WHAT YOU ARE ASKED TO DO → The answer must consist of every line from the entries that holds the word "Organizar".

SOURCE DATA: Begin

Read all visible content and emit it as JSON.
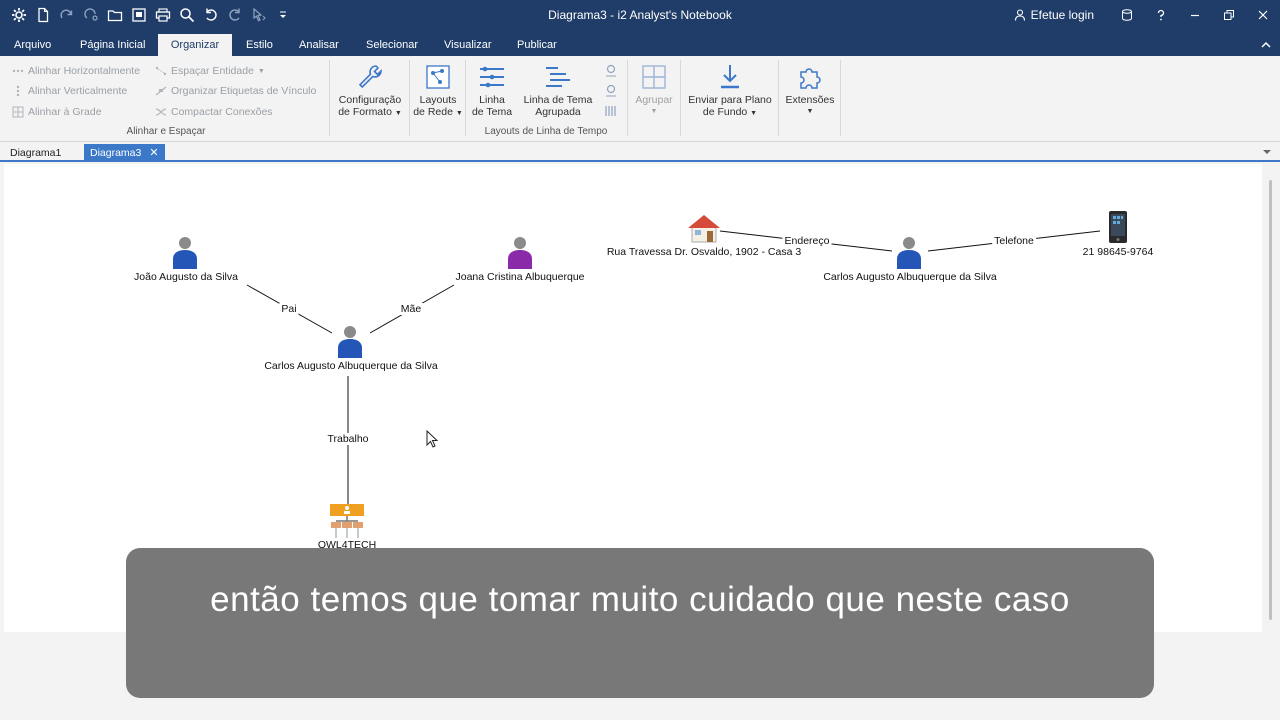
{
  "window": {
    "title": "Diagrama3 - i2 Analyst's Notebook",
    "login_label": "Efetue login"
  },
  "ribbon_tabs": [
    {
      "label": "Arquivo"
    },
    {
      "label": "Página Inicial"
    },
    {
      "label": "Organizar",
      "active": true
    },
    {
      "label": "Estilo"
    },
    {
      "label": "Analisar"
    },
    {
      "label": "Selecionar"
    },
    {
      "label": "Visualizar"
    },
    {
      "label": "Publicar"
    }
  ],
  "ribbon": {
    "align_group": {
      "label": "Alinhar e Espaçar",
      "align_horizontal": "Alinhar Horizontalmente",
      "align_vertical": "Alinhar Verticalmente",
      "align_grid": "Alinhar à Grade",
      "space_entity": "Espaçar Entidade",
      "arrange_link_labels": "Organizar Etiquetas de Vínculo",
      "compact_connections": "Compactar Conexões"
    },
    "format_config": {
      "line1": "Configuração",
      "line2": "de Formato"
    },
    "network_layouts": {
      "line1": "Layouts",
      "line2": "de Rede"
    },
    "timeline_group": {
      "label": "Layouts de Linha de Tempo",
      "theme_line": {
        "line1": "Linha",
        "line2": "de Tema"
      },
      "grouped_theme_line": {
        "line1": "Linha de Tema",
        "line2": "Agrupada"
      }
    },
    "group_button": "Agrupar",
    "send_to_background": {
      "line1": "Enviar para Plano",
      "line2": "de Fundo"
    },
    "extensions": "Extensões"
  },
  "doc_tabs": [
    {
      "label": "Diagrama1"
    },
    {
      "label": "Diagrama3",
      "active": true
    }
  ],
  "chart": {
    "entities": {
      "joao": "João Augusto da Silva",
      "joana": "Joana Cristina Albuquerque",
      "carlos_main": "Carlos Augusto Albuquerque da Silva",
      "owl": "OWL4TECH",
      "address": "Rua Travessa Dr. Osvaldo, 1902 - Casa 3",
      "carlos_right": "Carlos Augusto Albuquerque da Silva",
      "phone": "21 98645-9764"
    },
    "links": {
      "father": "Pai",
      "mother": "Mãe",
      "work": "Trabalho",
      "address": "Endereço",
      "phone": "Telefone"
    }
  },
  "subtitle": {
    "text": "então temos que tomar muito cuidado que neste caso"
  },
  "colors": {
    "title_bar": "#1f3d68",
    "accent": "#3c78c8",
    "person_male": "#2456b8",
    "person_female": "#8a2aa8",
    "organization": "#f0a020"
  }
}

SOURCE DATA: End

EXERCISE OUTPUT →
      "label": "Organizar",
      "arrange_link_labels": "Organizar Etiquetas de Vínculo",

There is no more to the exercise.